Generally speaking, I think that when the GM asks for a player to roll an “info-giving” check, they should base it heavily on one of the distinct features of the character, preferably one that the player chose during character creation, or after.

Or in other words: Whatever way a player decided to build his character, that should be the lens through which they gain info about the world.

For example, Guy took Knowledge (Science), so Nadav tells him to roll that.
Lily chose to be Bogovian, so Nadav tells her to roll General Knowledge (basically, your Smarts).
After that, to make sure everyone gets something, he asks Rotem to roll her Spirit, which isn’t a normal “info-giving” Trait, but she chose to make this her highest Trait, and Nadav only wants her to access knowledge she already had and simply forgot about its importance.

Nadav then continues to give each of the players a unique piece of information, that is heavily coloured by the character feature he decided to build upon.

There are four main reasons to do any of this.

Rewarding Player Mechanical Choices

Frankly, this whole article is just a specific case of this single gigantic principle – whatever rules-related choice a player made should be rewarded by the GM. In this case, the reward is information, that only you could gain, thanks to that specific choice you made during character creation (or advancement). This has three huge benefits:

First, it keeps the player feeling useful, because they contribute in a way only they can, and make them feel their character is helpful and fun to play.

Second, it gives the rules meaning and importance, making sure the player pays attention to them.

Third, it reinforces the players trust in their GM, since the GM is showing they care about the players’ choices, and really, in games, choices are everything.

Focusing the Lens

The imaginary world is conveyed to the players through the GM’s descriptions, and it’s easy to sometimes just give The Truth as it is. “No, there’s no secret door on that wall.” That’s okay, but it’s almost always better to give the characters’ perception of The Truth, instead. Just like in the real world, where we can only access the objective reality through epistemological— Yes, well, the thing is, The Truth is immutable, and therefore boring, while perception leads to drama.

You might not notice something that’s there, or think you notice something that isn’t there; and whatever it is you notice will be coloured through the lens of your many, many fallacies as a sentient being. All of us are bigoted in some ways, lacking experience in various fields, and suffer from tons of biases. In the real world, that’s something many of us try to overcome in order to avoid drama and danger. In the imaginary world, let’s do the opposite!

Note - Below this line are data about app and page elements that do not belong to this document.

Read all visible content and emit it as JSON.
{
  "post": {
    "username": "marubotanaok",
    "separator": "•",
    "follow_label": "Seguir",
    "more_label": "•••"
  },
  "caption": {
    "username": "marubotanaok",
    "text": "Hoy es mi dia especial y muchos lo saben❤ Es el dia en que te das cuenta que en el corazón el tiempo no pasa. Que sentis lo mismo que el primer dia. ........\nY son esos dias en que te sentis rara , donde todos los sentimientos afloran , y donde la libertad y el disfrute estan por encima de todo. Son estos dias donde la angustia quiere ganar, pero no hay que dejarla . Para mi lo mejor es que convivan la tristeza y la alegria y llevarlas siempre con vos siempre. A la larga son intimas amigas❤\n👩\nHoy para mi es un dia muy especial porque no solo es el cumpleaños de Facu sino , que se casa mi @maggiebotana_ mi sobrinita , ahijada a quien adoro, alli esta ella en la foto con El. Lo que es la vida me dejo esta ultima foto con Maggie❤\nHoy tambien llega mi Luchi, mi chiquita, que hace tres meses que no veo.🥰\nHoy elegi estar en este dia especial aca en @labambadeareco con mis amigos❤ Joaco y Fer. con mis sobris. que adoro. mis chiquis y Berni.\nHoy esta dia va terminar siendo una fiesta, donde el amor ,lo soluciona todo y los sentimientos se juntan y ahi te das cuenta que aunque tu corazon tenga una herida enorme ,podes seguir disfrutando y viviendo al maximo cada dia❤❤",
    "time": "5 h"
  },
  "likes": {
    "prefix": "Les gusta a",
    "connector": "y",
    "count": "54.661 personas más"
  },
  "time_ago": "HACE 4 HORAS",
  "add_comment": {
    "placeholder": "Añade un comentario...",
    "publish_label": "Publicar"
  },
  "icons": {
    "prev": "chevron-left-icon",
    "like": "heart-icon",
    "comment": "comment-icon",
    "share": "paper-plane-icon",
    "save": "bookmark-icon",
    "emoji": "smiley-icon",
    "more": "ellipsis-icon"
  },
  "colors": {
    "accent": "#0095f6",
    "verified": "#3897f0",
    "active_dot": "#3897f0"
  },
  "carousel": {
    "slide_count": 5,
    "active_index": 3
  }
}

“You don’t notice any secret door on that wall, there are none of the usual hidden Bogovian hand-holds.” — “Have I noticed something else?” — “Nothing else seems out of place, no.”

Are there really no secret doors on that wall? Or is it my subjective view – my lack of skills or experience, my tiredness, my contempt to Bogovians – that made me miss the secret door that’s actually there?

In many situations, this sort of question can be a useful thing to implant in a player’s mind.

Controlling Information

Let’s say Rotem wants to see what Muna knows about a piece of fabric inlaid with a Fjordstadian family symbol, that the party found in a scene of a crime. She rolls, the dice explode like crazy, and she gets 36 raises.


Does that mean she knows everything there is to know about the subject? If she rolled Knowledge (Fjordstadian Dynasties), then yes, probably. But if she rolled anything else, she should only gain information relevant to her character build.

This is important, because “everything there is to know” might be enough to overcome any and all obstacles in the story, especially if the adventure has an investigative vibe. Why should they go to search the crypts for the ancient family name, if Muna just knows it? But if she only knows that the fabric is a part of a funeral blanket, used in Fjordstadians burial, that would be enough to push the story forward, without jumping to the end.

The raises, of course, should not be ignored – the player earned them. They should be used, however, to supplement the next phase of the story, such as by allowing Muna to also realise the fabric has a strange scent, thus giving a warning about the lethal gas trap in the crypts. You know what, with 36 raises, she even recognises the specific plant the poison is made of (seeing as she a Masian tribal princess with Survival), and has some antidote on her.

Enriching the World

Finally, when you have to colour the information in specific hues, you usually have to add some cultural background or details in general, and both are good things.